(Aim of the task) Find all lines in the listing that include the word "name", then copy them.

----

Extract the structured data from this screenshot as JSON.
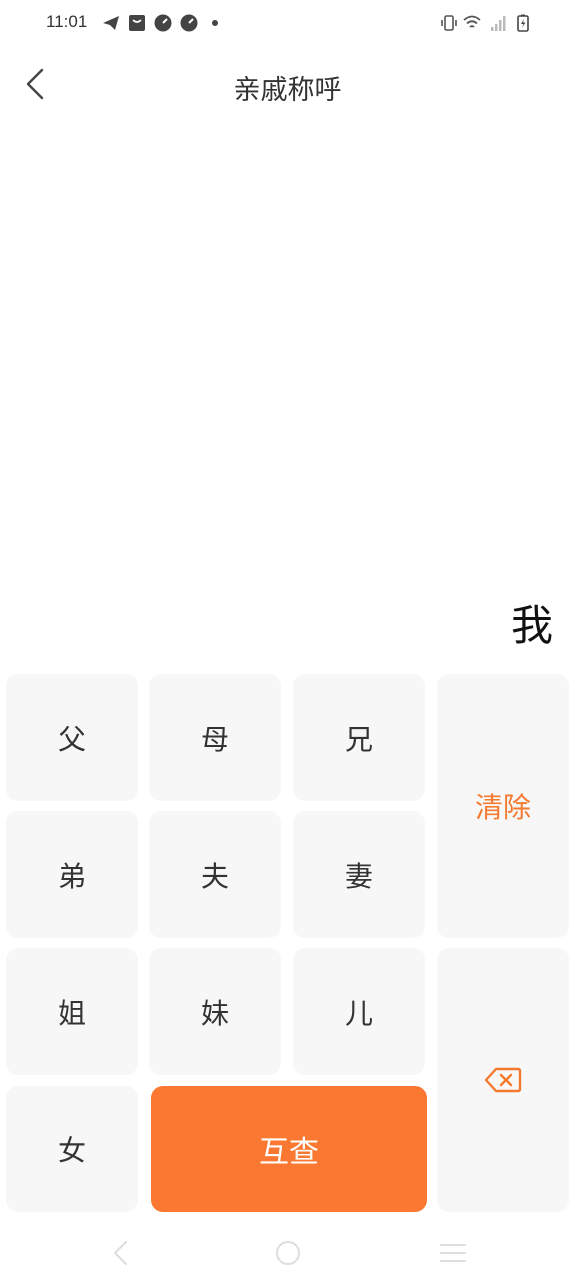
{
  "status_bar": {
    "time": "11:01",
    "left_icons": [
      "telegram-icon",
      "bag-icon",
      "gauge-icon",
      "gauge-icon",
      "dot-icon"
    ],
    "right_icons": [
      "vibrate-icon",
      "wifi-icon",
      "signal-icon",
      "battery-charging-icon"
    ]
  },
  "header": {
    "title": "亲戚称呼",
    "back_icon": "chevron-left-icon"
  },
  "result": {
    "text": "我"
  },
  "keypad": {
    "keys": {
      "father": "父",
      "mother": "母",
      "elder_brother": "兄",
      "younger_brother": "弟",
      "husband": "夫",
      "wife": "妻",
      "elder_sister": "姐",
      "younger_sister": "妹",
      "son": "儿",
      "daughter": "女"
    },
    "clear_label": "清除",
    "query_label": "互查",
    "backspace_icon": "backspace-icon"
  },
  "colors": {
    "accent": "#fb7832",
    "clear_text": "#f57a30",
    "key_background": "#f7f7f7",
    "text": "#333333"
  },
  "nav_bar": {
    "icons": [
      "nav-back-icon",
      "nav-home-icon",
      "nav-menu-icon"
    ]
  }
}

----

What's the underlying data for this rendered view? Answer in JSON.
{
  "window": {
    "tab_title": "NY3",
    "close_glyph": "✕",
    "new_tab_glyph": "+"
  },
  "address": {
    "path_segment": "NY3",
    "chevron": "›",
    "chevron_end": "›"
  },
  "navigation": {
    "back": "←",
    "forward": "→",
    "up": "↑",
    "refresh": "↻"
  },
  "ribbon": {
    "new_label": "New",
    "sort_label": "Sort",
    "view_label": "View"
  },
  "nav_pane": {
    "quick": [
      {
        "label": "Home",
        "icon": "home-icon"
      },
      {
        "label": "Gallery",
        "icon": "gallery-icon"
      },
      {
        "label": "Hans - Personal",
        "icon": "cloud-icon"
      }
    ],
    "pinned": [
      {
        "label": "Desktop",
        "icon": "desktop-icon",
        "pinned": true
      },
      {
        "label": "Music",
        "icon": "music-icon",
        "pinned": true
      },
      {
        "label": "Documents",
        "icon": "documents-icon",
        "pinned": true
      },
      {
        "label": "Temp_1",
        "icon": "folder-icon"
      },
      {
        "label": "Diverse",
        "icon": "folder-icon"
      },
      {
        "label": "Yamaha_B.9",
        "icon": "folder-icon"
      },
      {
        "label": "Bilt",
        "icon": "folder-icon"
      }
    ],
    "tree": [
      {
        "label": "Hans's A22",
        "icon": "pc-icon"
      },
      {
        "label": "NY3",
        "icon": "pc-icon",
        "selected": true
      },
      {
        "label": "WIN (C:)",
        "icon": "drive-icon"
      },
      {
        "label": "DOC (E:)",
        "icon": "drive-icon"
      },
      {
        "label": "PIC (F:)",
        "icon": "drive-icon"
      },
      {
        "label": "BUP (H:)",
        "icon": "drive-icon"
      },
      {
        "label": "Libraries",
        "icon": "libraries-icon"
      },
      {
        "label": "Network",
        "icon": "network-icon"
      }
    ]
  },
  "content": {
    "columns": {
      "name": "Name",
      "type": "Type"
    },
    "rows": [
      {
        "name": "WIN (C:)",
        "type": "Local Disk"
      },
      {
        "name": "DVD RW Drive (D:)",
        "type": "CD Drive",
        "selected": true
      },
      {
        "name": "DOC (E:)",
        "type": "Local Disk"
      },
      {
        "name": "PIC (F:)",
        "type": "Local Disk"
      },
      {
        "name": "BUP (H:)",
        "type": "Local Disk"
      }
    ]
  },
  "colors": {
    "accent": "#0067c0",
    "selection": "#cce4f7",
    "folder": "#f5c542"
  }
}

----

(Solution)
      "name": "Name",
        "name": "WIN (C:)",
        "name": "DVD RW Drive (D:)",
        "name": "DOC (E:)",
        "name": "PIC (F:)",
        "name": "BUP (H:)",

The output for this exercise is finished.